* **WHAT THE TASK ASKS**: Only the lines from the one with "Transcribe this image's" through the end of the data are wanted, copied exactly.

(Excerpts from a dataset)
########################################

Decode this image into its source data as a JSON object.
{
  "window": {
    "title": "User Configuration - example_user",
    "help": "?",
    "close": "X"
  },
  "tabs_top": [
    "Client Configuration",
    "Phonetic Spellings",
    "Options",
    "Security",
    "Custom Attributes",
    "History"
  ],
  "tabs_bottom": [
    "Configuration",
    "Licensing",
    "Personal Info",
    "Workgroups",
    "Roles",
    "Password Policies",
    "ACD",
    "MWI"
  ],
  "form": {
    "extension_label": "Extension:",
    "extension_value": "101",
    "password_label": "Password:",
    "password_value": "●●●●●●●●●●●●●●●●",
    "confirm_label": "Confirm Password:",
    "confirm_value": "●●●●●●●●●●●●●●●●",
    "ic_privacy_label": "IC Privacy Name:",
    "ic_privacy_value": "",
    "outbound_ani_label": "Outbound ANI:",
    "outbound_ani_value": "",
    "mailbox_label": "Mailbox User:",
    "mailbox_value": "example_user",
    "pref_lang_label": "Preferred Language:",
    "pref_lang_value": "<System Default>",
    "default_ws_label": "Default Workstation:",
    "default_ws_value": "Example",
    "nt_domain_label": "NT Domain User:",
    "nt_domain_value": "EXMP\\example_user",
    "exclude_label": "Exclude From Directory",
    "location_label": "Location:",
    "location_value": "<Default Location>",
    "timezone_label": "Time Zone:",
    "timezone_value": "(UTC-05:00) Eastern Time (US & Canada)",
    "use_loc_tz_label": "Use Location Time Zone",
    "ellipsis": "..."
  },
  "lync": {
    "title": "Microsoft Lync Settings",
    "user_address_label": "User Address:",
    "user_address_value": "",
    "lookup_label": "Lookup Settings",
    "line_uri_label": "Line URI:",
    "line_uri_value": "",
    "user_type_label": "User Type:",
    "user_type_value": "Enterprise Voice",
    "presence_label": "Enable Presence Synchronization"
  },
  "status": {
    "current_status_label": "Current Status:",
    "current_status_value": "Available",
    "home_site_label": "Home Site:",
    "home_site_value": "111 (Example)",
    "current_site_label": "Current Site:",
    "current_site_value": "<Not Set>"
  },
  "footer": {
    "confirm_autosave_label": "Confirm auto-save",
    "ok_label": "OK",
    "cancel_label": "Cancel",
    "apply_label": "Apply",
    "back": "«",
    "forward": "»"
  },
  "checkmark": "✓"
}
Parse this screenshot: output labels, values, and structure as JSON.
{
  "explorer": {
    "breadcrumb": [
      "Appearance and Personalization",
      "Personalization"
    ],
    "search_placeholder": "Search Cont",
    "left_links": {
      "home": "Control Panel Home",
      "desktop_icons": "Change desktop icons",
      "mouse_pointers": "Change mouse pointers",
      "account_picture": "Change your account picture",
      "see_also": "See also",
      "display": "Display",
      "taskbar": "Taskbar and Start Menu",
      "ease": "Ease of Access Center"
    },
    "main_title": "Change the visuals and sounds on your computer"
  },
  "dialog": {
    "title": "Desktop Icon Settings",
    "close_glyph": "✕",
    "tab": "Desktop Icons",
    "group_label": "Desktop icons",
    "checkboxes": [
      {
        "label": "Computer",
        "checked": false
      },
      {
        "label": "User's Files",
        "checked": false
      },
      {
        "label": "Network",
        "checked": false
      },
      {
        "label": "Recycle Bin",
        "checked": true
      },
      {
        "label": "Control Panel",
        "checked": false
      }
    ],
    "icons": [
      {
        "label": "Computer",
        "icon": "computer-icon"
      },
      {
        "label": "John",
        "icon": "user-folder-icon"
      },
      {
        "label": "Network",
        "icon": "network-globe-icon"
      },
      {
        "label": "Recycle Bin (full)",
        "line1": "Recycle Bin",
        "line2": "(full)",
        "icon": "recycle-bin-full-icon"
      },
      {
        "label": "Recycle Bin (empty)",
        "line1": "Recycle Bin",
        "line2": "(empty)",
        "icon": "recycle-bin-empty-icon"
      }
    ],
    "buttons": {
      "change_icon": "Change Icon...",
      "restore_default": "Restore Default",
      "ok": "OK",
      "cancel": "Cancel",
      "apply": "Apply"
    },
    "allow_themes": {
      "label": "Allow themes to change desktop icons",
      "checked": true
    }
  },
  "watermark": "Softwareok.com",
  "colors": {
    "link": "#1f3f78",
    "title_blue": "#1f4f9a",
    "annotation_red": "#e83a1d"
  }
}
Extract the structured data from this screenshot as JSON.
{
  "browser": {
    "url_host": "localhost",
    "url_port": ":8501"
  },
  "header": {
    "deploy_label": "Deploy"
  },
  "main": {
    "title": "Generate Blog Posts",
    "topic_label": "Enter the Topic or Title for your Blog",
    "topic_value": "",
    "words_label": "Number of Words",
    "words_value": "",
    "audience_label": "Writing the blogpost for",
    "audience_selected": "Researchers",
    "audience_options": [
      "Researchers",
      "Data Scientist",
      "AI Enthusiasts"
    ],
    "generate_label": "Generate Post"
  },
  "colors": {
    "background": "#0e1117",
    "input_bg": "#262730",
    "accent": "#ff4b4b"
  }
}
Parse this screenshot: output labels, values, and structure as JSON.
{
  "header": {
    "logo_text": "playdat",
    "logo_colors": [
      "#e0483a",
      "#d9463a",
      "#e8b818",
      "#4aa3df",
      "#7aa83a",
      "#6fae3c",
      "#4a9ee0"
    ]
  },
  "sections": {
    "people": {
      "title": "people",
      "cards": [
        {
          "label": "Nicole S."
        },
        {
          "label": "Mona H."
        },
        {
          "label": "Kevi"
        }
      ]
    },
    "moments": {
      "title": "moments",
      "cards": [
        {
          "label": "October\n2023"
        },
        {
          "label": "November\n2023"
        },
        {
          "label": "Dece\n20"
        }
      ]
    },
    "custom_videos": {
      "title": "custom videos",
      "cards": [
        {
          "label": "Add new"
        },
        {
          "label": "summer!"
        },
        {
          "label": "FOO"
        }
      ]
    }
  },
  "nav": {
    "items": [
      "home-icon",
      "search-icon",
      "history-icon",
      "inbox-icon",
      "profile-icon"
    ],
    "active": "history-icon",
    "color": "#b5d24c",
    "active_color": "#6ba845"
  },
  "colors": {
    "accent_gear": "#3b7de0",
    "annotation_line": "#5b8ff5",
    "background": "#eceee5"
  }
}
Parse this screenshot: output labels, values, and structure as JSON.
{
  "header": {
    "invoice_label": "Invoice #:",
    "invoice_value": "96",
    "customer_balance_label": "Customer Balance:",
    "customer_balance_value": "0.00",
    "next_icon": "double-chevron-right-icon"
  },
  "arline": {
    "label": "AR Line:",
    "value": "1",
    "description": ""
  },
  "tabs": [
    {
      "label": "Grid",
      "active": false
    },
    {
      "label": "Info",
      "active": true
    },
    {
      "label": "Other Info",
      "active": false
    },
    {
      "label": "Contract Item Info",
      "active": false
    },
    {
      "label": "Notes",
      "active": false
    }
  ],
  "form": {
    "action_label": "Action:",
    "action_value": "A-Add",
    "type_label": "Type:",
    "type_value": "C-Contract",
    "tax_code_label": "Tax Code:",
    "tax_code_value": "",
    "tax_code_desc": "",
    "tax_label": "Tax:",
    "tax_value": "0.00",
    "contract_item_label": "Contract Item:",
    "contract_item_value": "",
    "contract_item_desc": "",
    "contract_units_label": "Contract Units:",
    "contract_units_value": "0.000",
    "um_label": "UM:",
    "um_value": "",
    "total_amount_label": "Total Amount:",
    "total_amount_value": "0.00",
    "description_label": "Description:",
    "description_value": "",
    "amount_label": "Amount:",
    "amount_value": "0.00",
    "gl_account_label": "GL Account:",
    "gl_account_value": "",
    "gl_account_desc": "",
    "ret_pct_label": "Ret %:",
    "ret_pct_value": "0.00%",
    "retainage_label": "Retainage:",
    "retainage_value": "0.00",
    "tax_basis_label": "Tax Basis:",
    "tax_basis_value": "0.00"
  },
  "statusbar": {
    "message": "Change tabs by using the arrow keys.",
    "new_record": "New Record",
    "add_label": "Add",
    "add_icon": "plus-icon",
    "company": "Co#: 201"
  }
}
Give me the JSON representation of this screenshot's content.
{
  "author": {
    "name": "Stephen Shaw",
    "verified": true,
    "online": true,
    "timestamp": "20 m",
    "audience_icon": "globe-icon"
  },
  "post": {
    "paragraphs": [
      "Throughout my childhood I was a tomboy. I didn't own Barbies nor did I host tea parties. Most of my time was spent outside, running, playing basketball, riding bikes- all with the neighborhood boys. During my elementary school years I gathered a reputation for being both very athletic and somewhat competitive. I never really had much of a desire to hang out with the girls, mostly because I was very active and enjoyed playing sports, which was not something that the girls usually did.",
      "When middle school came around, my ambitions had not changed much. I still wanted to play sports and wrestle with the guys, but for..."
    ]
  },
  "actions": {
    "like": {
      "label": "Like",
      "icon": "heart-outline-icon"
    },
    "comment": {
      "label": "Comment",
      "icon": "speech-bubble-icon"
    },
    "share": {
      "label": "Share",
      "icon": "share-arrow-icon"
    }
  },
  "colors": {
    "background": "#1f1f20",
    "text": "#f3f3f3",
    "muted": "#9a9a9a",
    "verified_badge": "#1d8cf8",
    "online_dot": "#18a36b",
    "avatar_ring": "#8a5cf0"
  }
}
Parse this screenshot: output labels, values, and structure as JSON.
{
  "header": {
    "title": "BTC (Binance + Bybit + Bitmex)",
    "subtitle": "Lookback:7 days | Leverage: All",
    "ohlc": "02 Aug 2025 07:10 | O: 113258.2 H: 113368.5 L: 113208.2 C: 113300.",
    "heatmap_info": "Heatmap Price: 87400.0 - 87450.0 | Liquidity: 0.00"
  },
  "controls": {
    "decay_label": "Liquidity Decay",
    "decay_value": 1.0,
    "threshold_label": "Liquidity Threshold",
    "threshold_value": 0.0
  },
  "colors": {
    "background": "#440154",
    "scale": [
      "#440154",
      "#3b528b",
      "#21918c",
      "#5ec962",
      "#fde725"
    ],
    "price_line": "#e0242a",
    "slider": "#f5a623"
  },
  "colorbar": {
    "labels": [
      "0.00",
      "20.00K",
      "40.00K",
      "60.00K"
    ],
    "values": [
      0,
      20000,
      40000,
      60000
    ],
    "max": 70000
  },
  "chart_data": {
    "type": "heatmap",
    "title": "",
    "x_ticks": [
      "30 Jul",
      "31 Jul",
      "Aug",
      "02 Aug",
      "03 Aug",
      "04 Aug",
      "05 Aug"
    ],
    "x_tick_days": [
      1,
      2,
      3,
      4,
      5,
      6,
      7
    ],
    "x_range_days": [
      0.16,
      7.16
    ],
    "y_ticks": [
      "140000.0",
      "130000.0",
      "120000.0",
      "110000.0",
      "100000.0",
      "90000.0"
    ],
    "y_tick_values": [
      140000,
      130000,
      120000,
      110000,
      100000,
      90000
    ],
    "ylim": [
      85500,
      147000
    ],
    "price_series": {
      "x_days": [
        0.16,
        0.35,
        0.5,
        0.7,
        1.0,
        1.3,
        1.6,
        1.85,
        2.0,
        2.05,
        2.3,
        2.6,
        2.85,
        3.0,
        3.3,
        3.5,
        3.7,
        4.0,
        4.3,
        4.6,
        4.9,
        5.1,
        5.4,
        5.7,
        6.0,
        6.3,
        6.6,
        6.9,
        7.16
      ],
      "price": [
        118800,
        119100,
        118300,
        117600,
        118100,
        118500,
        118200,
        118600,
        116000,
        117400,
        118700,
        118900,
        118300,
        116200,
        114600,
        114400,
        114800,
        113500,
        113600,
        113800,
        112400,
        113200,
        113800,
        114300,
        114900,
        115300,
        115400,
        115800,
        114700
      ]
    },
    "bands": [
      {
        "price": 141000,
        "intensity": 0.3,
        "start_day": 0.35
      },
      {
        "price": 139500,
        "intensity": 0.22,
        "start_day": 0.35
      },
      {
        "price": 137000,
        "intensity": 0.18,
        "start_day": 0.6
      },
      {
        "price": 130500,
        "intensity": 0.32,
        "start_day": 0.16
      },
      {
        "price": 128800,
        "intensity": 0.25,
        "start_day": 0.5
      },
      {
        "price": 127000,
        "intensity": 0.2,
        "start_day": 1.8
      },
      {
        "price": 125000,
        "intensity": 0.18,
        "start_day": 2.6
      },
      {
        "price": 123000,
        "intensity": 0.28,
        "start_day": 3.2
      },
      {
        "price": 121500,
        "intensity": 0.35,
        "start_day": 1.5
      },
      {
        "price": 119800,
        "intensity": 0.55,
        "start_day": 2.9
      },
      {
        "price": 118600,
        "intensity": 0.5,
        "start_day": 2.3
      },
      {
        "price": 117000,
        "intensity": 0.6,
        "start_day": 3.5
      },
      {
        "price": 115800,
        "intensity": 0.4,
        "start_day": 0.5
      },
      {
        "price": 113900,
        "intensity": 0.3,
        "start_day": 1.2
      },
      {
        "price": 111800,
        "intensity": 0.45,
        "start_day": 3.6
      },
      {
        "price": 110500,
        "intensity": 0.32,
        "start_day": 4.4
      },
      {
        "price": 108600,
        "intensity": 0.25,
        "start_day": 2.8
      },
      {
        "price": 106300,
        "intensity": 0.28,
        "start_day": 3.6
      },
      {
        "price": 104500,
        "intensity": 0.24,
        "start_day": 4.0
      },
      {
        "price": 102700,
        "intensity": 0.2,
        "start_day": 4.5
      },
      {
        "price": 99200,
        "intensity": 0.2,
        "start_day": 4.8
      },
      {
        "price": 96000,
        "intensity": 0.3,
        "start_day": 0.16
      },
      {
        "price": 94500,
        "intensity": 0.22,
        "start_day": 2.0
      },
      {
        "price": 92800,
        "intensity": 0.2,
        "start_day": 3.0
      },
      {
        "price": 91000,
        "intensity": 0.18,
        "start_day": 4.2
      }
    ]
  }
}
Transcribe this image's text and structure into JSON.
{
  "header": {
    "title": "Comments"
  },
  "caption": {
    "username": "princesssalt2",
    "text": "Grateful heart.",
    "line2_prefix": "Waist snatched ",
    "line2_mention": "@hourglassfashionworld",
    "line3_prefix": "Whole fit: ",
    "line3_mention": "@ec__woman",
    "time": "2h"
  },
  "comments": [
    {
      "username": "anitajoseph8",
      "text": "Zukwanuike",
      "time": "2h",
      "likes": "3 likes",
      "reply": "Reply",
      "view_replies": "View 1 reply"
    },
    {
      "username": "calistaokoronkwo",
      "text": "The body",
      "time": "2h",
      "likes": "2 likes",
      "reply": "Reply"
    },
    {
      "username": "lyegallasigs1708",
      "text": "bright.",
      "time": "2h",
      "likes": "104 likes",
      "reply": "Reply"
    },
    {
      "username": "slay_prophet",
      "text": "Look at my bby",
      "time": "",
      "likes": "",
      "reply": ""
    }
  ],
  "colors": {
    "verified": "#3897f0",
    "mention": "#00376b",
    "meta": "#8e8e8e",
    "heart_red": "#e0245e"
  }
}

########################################

* **THE COMPLETED TASK**:
Transcribe this image's text and structure into JSON.
{
  "header": {
    "title": "Comments"
  },
  "caption": {
    "username": "princesssalt2",
    "text": "Grateful heart.",
    "line2_prefix": "Waist snatched ",
    "line2_mention": "@hourglassfashionworld",
    "line3_prefix": "Whole fit: ",
    "line3_mention": "@ec__woman",
    "time": "2h"
  },
  "comments": [
    {
      "username": "anitajoseph8",
      "text": "Zukwanuike",
      "time": "2h",
      "likes": "3 likes",
      "reply": "Reply",
      "view_replies": "View 1 reply"
    },
    {
      "username": "calistaokoronkwo",
      "text": "The body",
      "time": "2h",
      "likes": "2 likes",
      "reply": "Reply"
    },
    {
      "username": "lyegallasigs1708",
      "text": "bright.",
      "time": "2h",
      "likes": "104 likes",
      "reply": "Reply"
    },
    {
      "username": "slay_prophet",
      "text": "Look at my bby",
      "time": "",
      "likes": "",
      "reply": ""
    }
  ],
  "colors": {
    "verified": "#3897f0",
    "mention": "#00376b",
    "meta": "#8e8e8e",
    "heart_red": "#e0245e"
  }
}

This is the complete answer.